EXERCISE REQUIREMENTS ->
Lines holding the string "data" in the listing below are to be copied.

=== Begin Enclosure ===

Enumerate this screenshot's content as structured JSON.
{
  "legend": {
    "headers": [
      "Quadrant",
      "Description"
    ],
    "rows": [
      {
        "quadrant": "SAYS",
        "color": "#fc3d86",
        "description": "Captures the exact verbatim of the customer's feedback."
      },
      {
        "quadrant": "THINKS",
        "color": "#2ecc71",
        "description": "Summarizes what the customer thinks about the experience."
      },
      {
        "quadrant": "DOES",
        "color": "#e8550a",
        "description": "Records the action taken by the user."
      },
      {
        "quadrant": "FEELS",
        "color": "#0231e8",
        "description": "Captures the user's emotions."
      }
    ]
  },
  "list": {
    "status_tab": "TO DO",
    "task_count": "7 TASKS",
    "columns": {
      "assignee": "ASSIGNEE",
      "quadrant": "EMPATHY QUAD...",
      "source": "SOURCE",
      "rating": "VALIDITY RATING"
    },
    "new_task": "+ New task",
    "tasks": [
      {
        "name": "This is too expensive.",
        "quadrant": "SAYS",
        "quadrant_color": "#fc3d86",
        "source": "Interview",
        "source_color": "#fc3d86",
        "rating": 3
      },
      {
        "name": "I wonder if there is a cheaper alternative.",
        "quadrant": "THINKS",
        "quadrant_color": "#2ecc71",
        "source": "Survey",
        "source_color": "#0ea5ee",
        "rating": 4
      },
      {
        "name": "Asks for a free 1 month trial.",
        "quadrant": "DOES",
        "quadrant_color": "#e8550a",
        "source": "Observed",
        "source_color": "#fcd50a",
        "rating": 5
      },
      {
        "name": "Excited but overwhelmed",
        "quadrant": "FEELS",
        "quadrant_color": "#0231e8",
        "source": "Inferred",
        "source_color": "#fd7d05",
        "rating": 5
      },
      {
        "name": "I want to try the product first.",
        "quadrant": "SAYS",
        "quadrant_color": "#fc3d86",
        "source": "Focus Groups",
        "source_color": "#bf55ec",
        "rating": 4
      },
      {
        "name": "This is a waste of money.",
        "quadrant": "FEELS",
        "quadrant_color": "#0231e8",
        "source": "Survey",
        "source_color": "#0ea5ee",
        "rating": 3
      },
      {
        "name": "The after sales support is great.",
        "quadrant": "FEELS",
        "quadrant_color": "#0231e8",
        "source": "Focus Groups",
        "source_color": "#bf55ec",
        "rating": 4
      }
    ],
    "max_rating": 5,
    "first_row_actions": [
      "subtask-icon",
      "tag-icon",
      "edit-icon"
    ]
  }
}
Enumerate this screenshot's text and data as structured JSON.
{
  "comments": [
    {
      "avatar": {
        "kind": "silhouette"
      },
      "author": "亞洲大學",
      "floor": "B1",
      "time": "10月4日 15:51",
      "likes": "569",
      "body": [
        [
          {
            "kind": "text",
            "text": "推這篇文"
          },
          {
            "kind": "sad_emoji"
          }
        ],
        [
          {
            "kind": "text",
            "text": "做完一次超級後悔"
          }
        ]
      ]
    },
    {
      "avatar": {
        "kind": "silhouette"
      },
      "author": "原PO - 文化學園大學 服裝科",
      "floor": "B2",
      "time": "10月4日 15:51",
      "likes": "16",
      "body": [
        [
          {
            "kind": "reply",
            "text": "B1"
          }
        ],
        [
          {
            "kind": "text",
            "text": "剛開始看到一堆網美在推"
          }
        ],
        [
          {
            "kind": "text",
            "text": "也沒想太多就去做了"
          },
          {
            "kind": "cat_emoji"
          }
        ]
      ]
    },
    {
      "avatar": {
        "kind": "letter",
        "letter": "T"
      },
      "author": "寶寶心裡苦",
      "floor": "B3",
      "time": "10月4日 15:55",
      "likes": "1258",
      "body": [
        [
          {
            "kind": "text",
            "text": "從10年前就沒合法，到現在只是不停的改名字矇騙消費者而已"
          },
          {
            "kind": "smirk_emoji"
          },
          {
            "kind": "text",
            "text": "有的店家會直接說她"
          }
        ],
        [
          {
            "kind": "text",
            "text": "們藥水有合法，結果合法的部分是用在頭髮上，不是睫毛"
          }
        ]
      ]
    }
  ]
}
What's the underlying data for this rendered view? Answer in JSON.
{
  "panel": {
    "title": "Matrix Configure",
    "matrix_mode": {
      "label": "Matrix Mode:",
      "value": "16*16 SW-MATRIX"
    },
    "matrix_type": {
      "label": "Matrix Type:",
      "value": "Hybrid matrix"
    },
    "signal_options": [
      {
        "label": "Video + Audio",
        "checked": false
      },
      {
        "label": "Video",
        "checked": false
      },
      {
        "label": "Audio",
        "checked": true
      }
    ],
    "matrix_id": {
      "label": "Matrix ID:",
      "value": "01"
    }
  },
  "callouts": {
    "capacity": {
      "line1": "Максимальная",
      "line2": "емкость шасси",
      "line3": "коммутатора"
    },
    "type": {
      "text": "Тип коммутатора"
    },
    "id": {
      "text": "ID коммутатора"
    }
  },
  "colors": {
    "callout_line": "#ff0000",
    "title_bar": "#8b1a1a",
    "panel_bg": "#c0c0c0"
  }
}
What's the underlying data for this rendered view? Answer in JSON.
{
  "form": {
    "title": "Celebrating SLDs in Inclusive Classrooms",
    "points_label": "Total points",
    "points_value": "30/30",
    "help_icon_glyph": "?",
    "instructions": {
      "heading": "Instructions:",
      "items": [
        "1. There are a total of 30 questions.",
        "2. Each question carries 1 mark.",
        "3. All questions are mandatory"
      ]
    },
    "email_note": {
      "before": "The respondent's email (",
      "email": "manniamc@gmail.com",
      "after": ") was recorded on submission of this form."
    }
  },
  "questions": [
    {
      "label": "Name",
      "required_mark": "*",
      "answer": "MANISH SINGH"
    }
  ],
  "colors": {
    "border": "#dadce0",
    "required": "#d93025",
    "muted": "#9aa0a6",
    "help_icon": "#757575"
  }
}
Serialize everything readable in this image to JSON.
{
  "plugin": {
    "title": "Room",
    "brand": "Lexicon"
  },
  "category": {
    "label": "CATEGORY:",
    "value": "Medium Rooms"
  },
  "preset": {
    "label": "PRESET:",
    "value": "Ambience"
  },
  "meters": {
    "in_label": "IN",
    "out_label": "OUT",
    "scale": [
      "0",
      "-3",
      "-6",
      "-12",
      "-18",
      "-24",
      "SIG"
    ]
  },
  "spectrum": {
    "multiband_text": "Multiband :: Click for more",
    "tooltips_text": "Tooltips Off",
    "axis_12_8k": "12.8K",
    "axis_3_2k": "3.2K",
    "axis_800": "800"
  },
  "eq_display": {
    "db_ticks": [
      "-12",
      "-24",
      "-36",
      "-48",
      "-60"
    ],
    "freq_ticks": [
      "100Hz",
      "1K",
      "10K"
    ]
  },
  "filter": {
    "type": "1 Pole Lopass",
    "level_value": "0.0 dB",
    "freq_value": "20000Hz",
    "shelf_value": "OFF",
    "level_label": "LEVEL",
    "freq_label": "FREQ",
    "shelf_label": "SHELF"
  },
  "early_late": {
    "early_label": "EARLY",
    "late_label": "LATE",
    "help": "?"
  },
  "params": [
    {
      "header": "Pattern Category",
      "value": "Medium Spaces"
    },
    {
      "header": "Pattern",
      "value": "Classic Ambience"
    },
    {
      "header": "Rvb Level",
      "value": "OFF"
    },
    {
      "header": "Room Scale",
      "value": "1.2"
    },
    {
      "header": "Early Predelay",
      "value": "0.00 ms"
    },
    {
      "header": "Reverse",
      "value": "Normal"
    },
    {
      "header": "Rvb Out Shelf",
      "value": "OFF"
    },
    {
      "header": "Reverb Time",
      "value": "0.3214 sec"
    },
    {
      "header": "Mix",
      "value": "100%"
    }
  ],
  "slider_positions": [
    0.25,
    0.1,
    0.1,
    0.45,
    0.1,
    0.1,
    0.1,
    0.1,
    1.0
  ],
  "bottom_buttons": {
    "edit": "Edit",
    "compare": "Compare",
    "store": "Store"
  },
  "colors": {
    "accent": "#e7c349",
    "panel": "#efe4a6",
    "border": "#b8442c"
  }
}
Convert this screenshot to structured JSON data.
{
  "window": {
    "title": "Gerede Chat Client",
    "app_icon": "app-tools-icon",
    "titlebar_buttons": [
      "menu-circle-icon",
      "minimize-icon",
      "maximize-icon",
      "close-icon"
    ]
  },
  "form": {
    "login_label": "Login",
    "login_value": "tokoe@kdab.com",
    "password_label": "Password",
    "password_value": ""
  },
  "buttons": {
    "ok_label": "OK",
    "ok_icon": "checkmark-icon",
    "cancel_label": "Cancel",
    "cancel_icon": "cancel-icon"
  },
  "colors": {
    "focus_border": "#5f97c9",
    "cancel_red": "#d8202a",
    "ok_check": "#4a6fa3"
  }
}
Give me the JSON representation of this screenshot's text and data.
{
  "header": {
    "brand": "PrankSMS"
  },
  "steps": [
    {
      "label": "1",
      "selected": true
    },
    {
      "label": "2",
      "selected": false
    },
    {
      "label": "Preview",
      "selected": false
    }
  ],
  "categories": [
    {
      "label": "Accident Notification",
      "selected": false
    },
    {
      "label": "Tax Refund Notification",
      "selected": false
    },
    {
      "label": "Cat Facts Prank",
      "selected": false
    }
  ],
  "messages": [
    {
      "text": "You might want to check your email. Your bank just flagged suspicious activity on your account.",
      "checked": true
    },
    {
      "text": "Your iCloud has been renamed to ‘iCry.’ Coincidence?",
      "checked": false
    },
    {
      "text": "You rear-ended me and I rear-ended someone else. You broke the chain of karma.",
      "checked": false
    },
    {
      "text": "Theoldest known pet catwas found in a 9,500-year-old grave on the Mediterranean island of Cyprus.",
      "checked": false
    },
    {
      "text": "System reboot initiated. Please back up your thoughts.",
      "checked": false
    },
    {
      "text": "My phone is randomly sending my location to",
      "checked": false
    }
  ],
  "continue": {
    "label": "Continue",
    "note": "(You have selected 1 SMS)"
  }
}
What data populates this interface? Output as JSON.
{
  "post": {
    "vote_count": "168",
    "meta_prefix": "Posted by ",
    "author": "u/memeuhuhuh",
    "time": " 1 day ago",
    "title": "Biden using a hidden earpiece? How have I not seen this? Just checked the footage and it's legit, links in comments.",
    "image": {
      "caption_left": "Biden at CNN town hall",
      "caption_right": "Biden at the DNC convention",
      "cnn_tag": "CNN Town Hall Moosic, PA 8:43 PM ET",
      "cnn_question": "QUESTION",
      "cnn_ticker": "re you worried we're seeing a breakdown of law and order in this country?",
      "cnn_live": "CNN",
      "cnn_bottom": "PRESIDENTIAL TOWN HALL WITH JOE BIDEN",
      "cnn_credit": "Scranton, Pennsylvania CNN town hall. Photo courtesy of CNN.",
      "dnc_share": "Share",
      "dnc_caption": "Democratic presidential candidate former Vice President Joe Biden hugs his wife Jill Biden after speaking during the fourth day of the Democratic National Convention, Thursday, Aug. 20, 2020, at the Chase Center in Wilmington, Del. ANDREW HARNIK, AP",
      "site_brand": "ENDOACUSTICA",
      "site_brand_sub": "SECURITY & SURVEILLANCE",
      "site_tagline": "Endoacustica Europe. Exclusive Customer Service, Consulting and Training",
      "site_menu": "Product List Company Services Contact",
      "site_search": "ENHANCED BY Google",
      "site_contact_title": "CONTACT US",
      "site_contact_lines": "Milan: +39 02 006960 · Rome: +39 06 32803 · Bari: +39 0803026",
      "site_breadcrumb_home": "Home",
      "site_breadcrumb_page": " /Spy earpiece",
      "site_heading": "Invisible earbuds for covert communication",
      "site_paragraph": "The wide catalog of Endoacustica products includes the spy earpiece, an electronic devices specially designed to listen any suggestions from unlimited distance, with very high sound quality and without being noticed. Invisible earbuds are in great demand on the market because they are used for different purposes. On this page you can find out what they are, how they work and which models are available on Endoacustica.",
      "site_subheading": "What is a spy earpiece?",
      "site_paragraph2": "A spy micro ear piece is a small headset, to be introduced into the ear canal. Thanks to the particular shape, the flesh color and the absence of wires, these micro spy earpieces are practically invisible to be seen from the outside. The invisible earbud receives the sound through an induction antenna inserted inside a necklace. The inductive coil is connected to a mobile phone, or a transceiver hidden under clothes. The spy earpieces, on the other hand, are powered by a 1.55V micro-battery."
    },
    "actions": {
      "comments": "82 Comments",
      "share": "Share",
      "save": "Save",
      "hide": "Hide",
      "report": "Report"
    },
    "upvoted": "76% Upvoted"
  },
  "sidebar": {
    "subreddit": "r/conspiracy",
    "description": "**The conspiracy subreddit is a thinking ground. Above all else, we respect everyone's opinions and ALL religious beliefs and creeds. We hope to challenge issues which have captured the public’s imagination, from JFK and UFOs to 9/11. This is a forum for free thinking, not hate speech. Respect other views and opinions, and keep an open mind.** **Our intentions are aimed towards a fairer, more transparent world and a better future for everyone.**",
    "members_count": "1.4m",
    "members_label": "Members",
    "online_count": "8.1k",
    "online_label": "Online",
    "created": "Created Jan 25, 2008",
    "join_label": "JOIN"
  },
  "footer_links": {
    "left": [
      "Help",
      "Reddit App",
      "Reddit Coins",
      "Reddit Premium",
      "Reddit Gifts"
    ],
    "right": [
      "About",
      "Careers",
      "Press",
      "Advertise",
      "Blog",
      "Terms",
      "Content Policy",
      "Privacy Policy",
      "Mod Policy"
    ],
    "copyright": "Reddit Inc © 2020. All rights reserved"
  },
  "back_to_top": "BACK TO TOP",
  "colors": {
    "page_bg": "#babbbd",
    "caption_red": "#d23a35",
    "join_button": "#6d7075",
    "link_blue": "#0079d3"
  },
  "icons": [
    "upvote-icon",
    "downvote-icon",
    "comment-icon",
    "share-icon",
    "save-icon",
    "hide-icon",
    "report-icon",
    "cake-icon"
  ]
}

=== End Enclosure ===

SOLUTION TO THIS PROBLEM ->
Enumerate this screenshot's text and data as structured JSON.
What's the underlying data for this rendered view? Answer in JSON.
What's the underlying data for this rendered view? Answer in JSON.
Convert this screenshot to structured JSON data.
Give me the JSON representation of this screenshot's text and data.
What data populates this interface? Output as JSON.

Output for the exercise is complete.